[Data items]
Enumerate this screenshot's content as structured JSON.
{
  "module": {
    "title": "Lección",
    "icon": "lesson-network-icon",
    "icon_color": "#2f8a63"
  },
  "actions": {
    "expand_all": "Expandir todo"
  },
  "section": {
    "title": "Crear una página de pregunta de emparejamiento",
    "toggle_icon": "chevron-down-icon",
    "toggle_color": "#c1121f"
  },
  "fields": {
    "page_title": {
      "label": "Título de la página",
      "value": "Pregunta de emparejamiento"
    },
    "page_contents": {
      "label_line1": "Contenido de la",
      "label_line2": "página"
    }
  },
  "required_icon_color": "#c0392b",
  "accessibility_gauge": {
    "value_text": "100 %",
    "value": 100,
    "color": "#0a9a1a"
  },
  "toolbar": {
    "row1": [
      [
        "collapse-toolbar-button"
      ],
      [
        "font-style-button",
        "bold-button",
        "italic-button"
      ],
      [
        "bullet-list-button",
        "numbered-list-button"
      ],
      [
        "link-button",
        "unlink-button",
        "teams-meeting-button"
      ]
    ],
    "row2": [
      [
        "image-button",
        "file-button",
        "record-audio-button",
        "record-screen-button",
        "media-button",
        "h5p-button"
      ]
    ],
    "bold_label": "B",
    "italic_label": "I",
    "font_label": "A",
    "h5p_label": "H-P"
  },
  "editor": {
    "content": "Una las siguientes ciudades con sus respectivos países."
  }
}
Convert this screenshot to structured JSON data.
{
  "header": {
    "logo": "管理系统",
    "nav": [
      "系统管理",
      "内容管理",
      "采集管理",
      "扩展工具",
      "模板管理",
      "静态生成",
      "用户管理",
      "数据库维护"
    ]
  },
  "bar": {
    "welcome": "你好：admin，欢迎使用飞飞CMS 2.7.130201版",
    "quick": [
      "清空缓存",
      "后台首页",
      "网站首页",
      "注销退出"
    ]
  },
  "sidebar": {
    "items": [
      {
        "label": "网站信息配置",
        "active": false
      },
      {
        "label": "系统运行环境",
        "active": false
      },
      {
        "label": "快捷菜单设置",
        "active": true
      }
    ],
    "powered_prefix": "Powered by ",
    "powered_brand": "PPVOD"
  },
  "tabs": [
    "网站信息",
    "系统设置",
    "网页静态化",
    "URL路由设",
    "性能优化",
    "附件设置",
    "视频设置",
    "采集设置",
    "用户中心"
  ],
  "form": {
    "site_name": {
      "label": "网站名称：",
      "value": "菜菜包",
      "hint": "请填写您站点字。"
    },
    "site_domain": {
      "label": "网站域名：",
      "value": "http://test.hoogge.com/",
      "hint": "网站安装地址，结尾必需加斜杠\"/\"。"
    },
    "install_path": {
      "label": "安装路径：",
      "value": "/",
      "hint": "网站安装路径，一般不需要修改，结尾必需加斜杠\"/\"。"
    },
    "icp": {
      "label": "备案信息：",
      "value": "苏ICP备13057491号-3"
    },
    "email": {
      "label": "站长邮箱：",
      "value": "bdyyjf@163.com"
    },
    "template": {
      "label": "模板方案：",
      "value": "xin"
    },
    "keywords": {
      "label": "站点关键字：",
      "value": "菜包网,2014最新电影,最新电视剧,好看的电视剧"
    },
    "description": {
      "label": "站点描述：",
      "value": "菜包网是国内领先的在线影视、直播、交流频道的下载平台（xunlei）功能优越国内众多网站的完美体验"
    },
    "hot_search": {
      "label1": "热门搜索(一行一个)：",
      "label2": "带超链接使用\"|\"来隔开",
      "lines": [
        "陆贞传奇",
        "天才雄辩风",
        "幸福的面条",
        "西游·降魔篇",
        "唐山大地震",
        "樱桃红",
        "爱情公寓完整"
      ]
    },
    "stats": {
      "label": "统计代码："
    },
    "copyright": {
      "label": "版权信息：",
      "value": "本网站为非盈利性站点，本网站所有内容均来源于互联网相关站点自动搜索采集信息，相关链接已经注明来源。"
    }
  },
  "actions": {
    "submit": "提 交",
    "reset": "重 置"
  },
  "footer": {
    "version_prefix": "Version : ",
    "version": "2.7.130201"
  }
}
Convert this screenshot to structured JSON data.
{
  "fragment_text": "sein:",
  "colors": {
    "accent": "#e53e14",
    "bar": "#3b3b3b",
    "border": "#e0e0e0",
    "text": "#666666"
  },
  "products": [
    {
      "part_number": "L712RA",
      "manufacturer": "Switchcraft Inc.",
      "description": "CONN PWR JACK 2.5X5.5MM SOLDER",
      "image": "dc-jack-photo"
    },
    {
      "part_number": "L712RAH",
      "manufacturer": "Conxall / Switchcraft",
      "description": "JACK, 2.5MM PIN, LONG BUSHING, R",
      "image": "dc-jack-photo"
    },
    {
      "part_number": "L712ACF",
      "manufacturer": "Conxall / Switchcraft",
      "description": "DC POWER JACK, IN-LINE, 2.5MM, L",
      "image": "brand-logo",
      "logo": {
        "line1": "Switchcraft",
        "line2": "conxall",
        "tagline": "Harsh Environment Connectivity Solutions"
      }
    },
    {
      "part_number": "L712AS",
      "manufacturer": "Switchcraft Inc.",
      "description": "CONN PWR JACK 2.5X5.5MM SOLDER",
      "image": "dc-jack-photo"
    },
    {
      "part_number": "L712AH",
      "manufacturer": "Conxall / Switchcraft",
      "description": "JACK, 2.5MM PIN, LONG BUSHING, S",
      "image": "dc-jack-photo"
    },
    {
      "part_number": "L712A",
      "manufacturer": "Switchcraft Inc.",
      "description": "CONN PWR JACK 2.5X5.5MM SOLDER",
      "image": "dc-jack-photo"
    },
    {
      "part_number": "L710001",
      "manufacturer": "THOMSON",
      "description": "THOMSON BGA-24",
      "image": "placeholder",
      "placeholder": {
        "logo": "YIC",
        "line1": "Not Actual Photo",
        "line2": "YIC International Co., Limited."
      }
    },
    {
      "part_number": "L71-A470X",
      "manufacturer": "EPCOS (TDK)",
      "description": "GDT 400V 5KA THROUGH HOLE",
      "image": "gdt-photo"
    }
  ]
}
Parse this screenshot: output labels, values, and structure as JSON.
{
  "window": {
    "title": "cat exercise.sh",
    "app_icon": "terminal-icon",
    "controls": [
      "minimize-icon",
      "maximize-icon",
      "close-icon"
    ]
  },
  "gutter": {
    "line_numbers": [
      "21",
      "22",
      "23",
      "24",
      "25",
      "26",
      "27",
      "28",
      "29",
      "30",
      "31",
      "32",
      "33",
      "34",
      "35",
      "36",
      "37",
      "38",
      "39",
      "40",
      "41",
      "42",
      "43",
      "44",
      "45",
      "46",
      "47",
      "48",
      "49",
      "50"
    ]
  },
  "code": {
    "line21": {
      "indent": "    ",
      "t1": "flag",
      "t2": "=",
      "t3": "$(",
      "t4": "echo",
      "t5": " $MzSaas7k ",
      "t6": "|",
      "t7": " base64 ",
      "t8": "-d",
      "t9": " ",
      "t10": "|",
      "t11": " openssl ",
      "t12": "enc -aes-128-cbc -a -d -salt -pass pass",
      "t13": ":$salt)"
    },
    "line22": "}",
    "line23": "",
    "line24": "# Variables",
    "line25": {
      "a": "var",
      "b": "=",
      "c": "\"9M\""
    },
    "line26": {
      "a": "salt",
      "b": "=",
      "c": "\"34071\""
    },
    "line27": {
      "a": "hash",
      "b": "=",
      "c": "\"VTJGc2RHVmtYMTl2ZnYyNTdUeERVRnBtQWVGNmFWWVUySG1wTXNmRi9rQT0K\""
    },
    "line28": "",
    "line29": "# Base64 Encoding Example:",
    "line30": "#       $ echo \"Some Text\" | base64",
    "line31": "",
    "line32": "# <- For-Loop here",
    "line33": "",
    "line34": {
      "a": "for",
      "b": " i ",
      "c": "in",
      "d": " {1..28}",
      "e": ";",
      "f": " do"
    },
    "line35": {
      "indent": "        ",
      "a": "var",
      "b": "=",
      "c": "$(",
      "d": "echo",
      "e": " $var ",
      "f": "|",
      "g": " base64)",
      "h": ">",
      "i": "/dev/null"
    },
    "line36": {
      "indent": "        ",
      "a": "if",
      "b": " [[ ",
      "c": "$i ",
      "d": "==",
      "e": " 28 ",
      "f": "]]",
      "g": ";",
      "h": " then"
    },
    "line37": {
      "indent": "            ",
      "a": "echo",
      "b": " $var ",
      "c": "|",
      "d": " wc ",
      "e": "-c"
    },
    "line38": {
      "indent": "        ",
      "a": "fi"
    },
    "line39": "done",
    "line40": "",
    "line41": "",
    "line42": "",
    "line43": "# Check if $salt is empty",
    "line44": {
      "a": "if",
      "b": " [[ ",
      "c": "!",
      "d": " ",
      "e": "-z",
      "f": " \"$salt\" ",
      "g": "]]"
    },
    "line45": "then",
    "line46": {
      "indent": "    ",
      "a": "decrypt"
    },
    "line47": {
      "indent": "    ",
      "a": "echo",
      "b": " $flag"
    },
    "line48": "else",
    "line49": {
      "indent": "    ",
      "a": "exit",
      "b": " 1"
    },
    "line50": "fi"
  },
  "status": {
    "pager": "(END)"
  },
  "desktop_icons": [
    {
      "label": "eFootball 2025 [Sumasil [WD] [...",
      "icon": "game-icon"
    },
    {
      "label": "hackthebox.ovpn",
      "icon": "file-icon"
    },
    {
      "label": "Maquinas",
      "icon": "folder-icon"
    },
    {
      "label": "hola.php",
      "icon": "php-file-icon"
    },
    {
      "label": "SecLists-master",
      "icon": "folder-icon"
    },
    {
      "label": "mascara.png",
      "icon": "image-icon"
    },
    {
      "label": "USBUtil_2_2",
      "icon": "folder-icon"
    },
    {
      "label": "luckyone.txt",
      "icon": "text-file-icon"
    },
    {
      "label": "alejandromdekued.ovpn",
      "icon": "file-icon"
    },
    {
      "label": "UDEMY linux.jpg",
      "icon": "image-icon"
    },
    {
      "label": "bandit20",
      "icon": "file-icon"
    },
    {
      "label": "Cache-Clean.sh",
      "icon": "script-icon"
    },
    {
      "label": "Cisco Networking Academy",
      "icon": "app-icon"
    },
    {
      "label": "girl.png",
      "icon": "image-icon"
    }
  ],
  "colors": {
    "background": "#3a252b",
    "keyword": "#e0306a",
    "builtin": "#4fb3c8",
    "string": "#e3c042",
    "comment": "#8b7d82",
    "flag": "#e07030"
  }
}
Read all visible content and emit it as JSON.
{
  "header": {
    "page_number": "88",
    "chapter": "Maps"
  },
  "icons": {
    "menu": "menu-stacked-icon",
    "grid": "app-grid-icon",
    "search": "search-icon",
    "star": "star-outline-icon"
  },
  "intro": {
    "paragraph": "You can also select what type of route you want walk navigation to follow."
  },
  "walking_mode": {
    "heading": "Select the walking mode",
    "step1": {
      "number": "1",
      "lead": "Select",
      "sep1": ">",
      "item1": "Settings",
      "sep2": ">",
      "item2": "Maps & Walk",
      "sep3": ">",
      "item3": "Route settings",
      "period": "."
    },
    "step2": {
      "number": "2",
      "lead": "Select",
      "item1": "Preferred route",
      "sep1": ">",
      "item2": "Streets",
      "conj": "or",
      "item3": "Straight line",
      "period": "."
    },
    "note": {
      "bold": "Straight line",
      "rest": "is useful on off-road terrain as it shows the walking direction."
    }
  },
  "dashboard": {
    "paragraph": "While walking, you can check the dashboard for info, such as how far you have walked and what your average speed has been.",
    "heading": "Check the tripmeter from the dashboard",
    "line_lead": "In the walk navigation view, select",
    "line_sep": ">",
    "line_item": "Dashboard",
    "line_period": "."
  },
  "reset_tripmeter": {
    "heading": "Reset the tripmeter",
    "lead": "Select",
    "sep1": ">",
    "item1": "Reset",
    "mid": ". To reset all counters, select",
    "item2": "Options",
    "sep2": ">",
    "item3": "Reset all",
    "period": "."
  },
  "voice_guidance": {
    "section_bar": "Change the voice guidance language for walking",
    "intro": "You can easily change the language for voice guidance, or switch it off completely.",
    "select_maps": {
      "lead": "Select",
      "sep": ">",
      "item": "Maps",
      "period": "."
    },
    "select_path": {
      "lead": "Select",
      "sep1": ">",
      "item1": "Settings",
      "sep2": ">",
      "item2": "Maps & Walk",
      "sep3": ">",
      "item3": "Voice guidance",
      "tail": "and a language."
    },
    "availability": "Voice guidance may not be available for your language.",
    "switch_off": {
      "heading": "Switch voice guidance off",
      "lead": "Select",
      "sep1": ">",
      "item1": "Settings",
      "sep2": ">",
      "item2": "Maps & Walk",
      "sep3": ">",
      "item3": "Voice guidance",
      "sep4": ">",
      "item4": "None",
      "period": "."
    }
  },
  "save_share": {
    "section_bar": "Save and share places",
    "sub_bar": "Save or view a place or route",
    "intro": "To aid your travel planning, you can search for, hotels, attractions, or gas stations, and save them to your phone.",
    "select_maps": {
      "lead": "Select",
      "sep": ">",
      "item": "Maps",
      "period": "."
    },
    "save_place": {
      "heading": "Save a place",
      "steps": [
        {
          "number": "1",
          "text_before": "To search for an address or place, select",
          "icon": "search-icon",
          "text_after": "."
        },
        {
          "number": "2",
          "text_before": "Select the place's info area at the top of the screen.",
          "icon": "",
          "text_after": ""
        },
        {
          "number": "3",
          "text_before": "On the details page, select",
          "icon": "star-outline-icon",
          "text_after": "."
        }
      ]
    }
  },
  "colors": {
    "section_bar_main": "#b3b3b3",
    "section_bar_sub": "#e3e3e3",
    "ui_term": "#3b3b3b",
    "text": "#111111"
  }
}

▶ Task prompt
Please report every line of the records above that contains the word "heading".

▶ Expected answer
    "heading": "Select the walking mode",
    "heading": "Check the tripmeter from the dashboard",
    "heading": "Reset the tripmeter",
      "heading": "Switch voice guidance off",
      "heading": "Save a place",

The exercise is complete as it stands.